I have always wanted to visit the smallest city in the UK – St David’s in Wales, with a population of just 1,600 people. It has a beautiful cathedral and is named after the patron Saint of Wales whose saint’s day is celebrated on 1 March. Recently I was delighted to discover that David had a distant connection to Northumberland, the most northerly county of England where I live. Seemingly his grandfather was the great King Cunedda of the Votadini (also known as the Goddodin) who populated the east coast north of Hadrian’s Wall as far as the River Forth in Roman times. Cunedda and his warrior band moved from their tribal homelands to North Wales in the early 5th century. This migration is believed to have been motivated by battles in the North and/or the invitation by the Welsh to help them to repel Irish raiders. Whatever the reason, it was part of the violent times after the Romans left Britain around 407 AD.
St David as a boy with his mother, St Non – St Bridget’s Church, Llansantffraed, Ceredigion
David’s birth was shrouded in mystery as his mother, St Non was a nun who was raped and abandoned by one of Cunedda’s sons. David was reputed to have been born in a storm, and some believe it was a miracle that he survived – but despite his difficult start in life it seems that David was as people said ‘under the eye of God.’ He was a clever boy and, after being cared for by his mother in his early childhood, when he was older he was sent to a monastery for his education. He learned easily, and as a young man he studied under St Paulinus of Wales who was cured of his blindness by David. After becoming a priest David traveled all over the country as a missionary later settling with a band of brothers at what is now St David’s where they lived and worked as a community. He and his fellow monks were vegetarians living on a basic diet, drinking water from a nearby spring and cultivating healing plants.
St David’s emblem (©Jo Woolf www.thehazeltree.co.uk)
David was known as a great preacher and words from his last sermon were preserved and have encouraged Christians down the ages: Be joyful, keep the faith and do the little things for God.
As a member of the Companions of Brother Lawrence, whose aim is trying to practice the presence of God in daily life, this reminded me of Brother Lawrence’s thoughts on keeping close to God: ‘We ought to act very simply with God, speaking familiarly with him and asking for God’s help in situations as they arise. God would not fail to give it.’
Sometimes if I feel that the problems that face our world today are overwhelming me, it’s good to remember that David too lived in very turbulent times and take to heart these simple words: Be joyful, keep the faith and do the little things for God.
When we feel that the small things we do can make little difference – a smile and a thank you to a weary shop assistant or busy bus driver, making a cup of tea for a harassed mum, sending a card to someone who is lonely or under the weather – or that our faith is too weak, we need to recall Jesus story of the mustard seed, how the kingdom of heaven starts from small beginnings: ‘The mustard seed is the smallest of seeds but when it has grown it becomes larger than all the plants in the garden, so that the birds of the air come and make nests in its branches.‘ (Matt 13:32 ESV)

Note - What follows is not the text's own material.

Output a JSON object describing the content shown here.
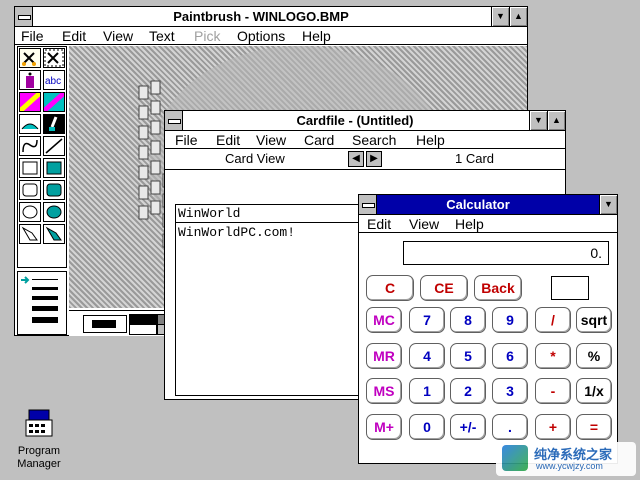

A Mustard seed prayer (for the down at heart):
Maybe you would like to take time to rejoice in your faith and think about what little things you might do for God today.
Looking for some inspiration? Consider one of our courses! Most offer 180 days of access, perfect for working through a virtual retreat at your own pace. You can find them all right here! And did you know? We offer discounts if you have purchased a course or virtual retreat from us before or are buying for a group. Email us before check-out for the code!